• _Work required_: Hand back the entries exactly as written, minus every picture.

[Records from a data source]

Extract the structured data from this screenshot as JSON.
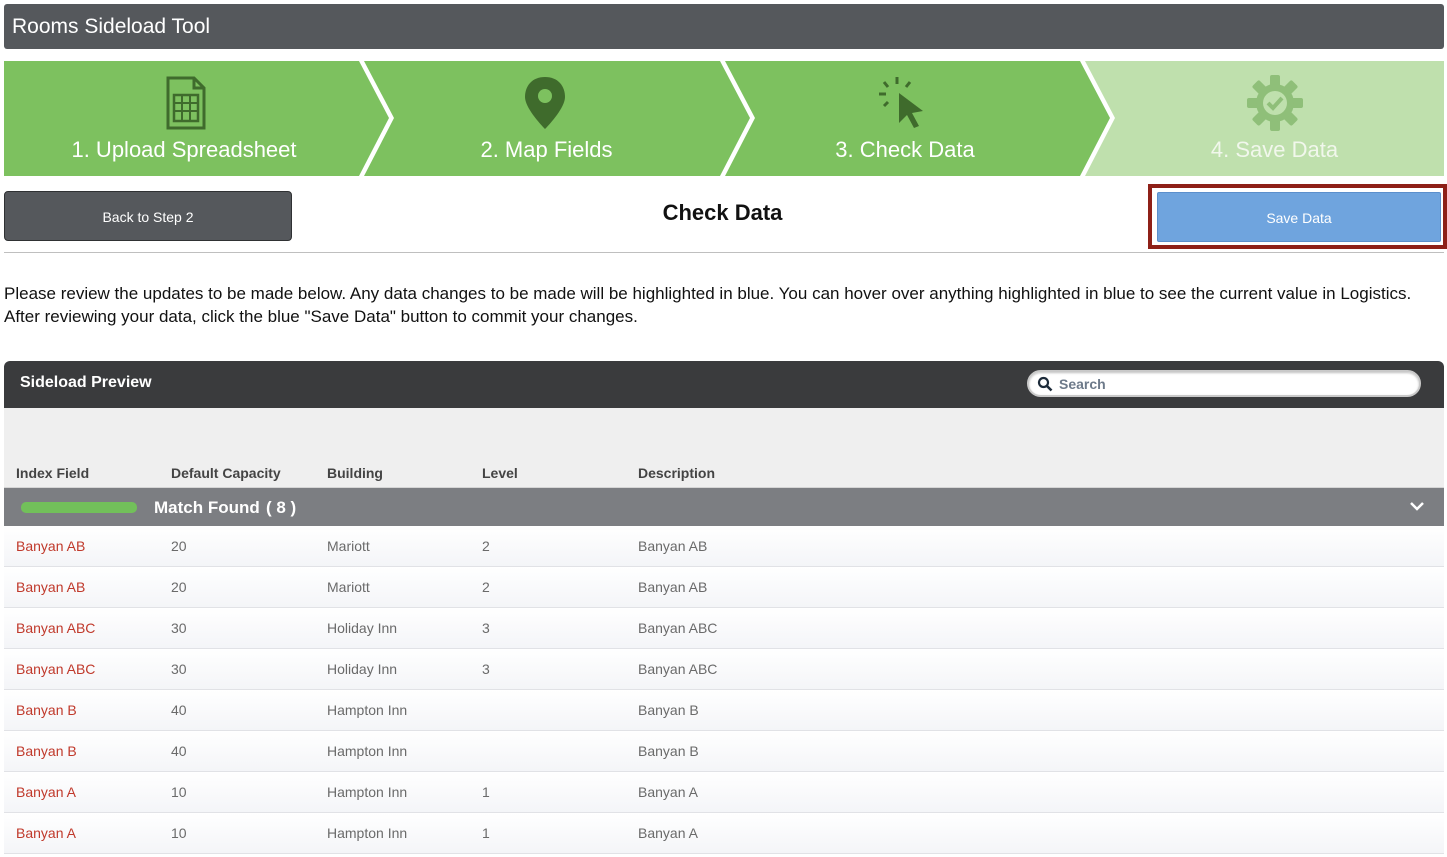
{
  "app": {
    "title": "Rooms Sideload Tool"
  },
  "steps": [
    {
      "label": "1. Upload Spreadsheet",
      "icon": "spreadsheet-icon"
    },
    {
      "label": "2. Map Fields",
      "icon": "map-pin-icon"
    },
    {
      "label": "3. Check Data",
      "icon": "cursor-click-icon"
    },
    {
      "label": "4. Save Data",
      "icon": "gear-check-icon"
    }
  ],
  "toolbar": {
    "back_label": "Back to Step 2",
    "page_title": "Check Data",
    "save_label": "Save Data"
  },
  "instructions": "Please review the updates to be made below. Any data changes to be made will be highlighted in blue. You can hover over anything highlighted in blue to see the current value in Logistics. After reviewing your data, click the blue \"Save Data\" button to commit your changes.",
  "grid": {
    "title": "Sideload Preview",
    "search_placeholder": "Search",
    "columns": [
      "Index Field",
      "Default Capacity",
      "Building",
      "Level",
      "Description"
    ],
    "group": {
      "label": "Match Found",
      "count": "( 8 )"
    },
    "rows": [
      [
        "Banyan AB",
        "20",
        "Mariott",
        "2",
        "Banyan AB"
      ],
      [
        "Banyan AB",
        "20",
        "Mariott",
        "2",
        "Banyan AB"
      ],
      [
        "Banyan ABC",
        "30",
        "Holiday Inn",
        "3",
        "Banyan ABC"
      ],
      [
        "Banyan ABC",
        "30",
        "Holiday Inn",
        "3",
        "Banyan ABC"
      ],
      [
        "Banyan B",
        "40",
        "Hampton Inn",
        "",
        "Banyan B"
      ],
      [
        "Banyan B",
        "40",
        "Hampton Inn",
        "",
        "Banyan B"
      ],
      [
        "Banyan A",
        "10",
        "Hampton Inn",
        "1",
        "Banyan A"
      ],
      [
        "Banyan A",
        "10",
        "Hampton Inn",
        "1",
        "Banyan A"
      ]
    ]
  },
  "colors": {
    "step_active": "#7dc15f",
    "step_inactive": "#bfe0ad",
    "titlebar": "#55585c",
    "save_button": "#6fa4de",
    "highlight_border": "#8e2018",
    "index_text": "#c0392b"
  }
}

• _Result_:
Extract the structured data from this screenshot as JSON.
{
  "app": {
    "title": "Rooms Sideload Tool"
  },
  "steps": [
    {
      "label": "1. Upload Spreadsheet",
      "icon": "spreadsheet-icon"
    },
    {
      "label": "2. Map Fields",
      "icon": "map-pin-icon"
    },
    {
      "label": "3. Check Data",
      "icon": "cursor-click-icon"
    },
    {
      "label": "4. Save Data",
      "icon": "gear-check-icon"
    }
  ],
  "toolbar": {
    "back_label": "Back to Step 2",
    "page_title": "Check Data",
    "save_label": "Save Data"
  },
  "instructions": "Please review the updates to be made below. Any data changes to be made will be highlighted in blue. You can hover over anything highlighted in blue to see the current value in Logistics. After reviewing your data, click the blue \"Save Data\" button to commit your changes.",
  "grid": {
    "title": "Sideload Preview",
    "search_placeholder": "Search",
    "columns": [
      "Index Field",
      "Default Capacity",
      "Building",
      "Level",
      "Description"
    ],
    "group": {
      "label": "Match Found",
      "count": "( 8 )"
    },
    "rows": [
      [
        "Banyan AB",
        "20",
        "Mariott",
        "2",
        "Banyan AB"
      ],
      [
        "Banyan AB",
        "20",
        "Mariott",
        "2",
        "Banyan AB"
      ],
      [
        "Banyan ABC",
        "30",
        "Holiday Inn",
        "3",
        "Banyan ABC"
      ],
      [
        "Banyan ABC",
        "30",
        "Holiday Inn",
        "3",
        "Banyan ABC"
      ],
      [
        "Banyan B",
        "40",
        "Hampton Inn",
        "",
        "Banyan B"
      ],
      [
        "Banyan B",
        "40",
        "Hampton Inn",
        "",
        "Banyan B"
      ],
      [
        "Banyan A",
        "10",
        "Hampton Inn",
        "1",
        "Banyan A"
      ],
      [
        "Banyan A",
        "10",
        "Hampton Inn",
        "1",
        "Banyan A"
      ]
    ]
  },
  "colors": {
    "step_active": "#7dc15f",
    "step_inactive": "#bfe0ad",
    "titlebar": "#55585c",
    "save_button": "#6fa4de",
    "highlight_border": "#8e2018",
    "index_text": "#c0392b"
  }
}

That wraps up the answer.